Up until now, everything about this situation screams, Run away! I would have run away. You would have run away. But this is Red Sonja, whose first instinct is to shatter the harem girls’ chains.
As punishment for freeing Suumaro’s captives (I mean, beloved wives), Red Sonja must face Jimodo in combat. Jimodo doesn’t mean to kill her, of course, merely beat her until she accepts her place as being subservient to a man. Red Sonja, on the other hand, does mean to kill him. Kill him a lot.
And then it all comes back to that bridge from last issue. The bridge that Red Sonja could have crossed safely if she hadn’t insisted on bringing her horse with her.
A dead mammoth is being hauled out of the camp to be burned; but the mammoth haulers stop working so they can watch Jimodo and Sonja fight. She’s wearing her two-piece chain mail bikini and he’s wearing a plus-sized loin cloth, so there’s not much armor on either of them; but Jimodo is easily twice Sonja’s size, a towering fat guy armed with both a mace and a whip. Using the whip, he goads her back until she’s up against the dead mammoth, at which point she climbs the carcass to gain the higher ground. He follows her up and then the two of them are standing above everyone else on the gas-bloated belly of a dead mammoth. Except that Sonja weighs half what Jimodo weighs, so while her weight is supported by the rotting muscles of the beast, his weight …

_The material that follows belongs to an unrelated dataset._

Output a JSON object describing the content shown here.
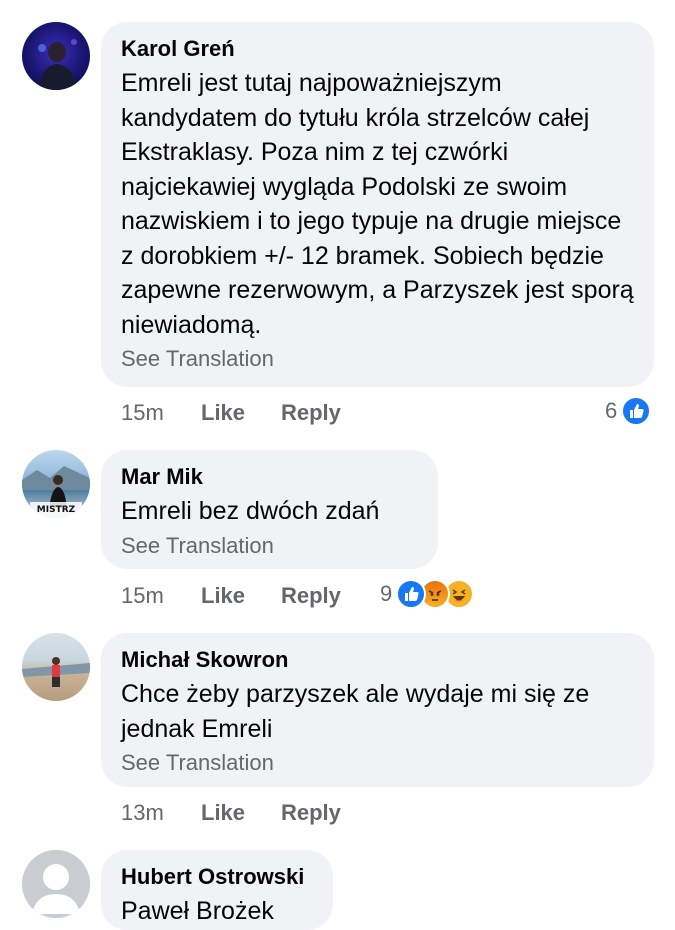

This is really disgusting.
Jimodo sinks through the rotten muscles and into the guts of a dead mammoth. He’s slipping down through broken intestine and half-digested food as sure as if it was quicksand. And just before his head sinks into this putrid mire, Red Sonja drives her sword into his face.
The sword-stroke is enough to make her lose her balance, however, so that she falls in through the same intestinal rip as Jimodo. And both of them are gone from sight for a handful of seconds … until Red Sonja slices her way through the beast’s belly, grinning in triumph.
First Lady of Fantasy, ladies and gentlemen.
At this point, Suumaro assures her that he knew all along that she’d win and had intended to stop the fight before things went too far, but, you know … stuff happened. Then he re-states his invitation for her to join his army. She agrees, but only if she gets Jimodo’s old rank.
And at that point, I’m swearing in disbelief. Why in seven hells would she take a job with a man who kept slave-wives? Who let her get bitten by his giant cobra mommy? My only guess, my hope, is that she’s planning some colossal sting to take down Suumaro and Oryx together, freeing both parties from the rule of these bullying maniacs.
We’ll find out next issue.
(Red Sonja 8 originally published March 1978, Marvel Comics) (reprinted in The Adventures of Red Sonja, Volume 3, October 2007, Dynamite Entertainment)
Next Week: Red Sonja Doesn’t Care About Your Mommy Issues